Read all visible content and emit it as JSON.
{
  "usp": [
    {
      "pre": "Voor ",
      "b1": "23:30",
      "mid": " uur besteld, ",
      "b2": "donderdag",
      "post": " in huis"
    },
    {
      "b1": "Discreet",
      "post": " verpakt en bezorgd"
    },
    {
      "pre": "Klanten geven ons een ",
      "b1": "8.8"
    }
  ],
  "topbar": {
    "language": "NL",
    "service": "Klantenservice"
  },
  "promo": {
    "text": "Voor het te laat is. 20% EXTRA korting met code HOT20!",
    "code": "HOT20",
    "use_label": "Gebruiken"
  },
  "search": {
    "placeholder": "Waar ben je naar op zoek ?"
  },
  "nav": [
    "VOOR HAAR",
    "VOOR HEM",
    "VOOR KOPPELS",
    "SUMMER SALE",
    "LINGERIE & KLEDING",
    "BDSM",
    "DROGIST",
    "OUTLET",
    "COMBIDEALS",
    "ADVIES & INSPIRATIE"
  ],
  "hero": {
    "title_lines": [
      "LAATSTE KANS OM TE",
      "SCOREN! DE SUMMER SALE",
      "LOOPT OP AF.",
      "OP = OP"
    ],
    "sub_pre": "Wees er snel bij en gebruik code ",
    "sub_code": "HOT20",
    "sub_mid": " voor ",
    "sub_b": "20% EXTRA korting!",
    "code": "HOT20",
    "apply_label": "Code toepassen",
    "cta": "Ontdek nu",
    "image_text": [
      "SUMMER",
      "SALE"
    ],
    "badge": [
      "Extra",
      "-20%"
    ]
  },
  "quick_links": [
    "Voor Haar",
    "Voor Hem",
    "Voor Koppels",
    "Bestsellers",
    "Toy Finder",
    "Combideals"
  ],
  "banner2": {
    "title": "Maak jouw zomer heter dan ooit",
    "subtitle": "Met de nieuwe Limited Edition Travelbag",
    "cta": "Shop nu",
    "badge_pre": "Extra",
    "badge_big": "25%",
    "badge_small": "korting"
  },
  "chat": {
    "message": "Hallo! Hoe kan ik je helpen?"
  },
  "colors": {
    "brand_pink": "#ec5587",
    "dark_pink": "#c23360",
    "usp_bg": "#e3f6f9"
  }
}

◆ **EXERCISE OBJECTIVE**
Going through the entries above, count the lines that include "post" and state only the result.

◆ **RESPONSE AREA**
2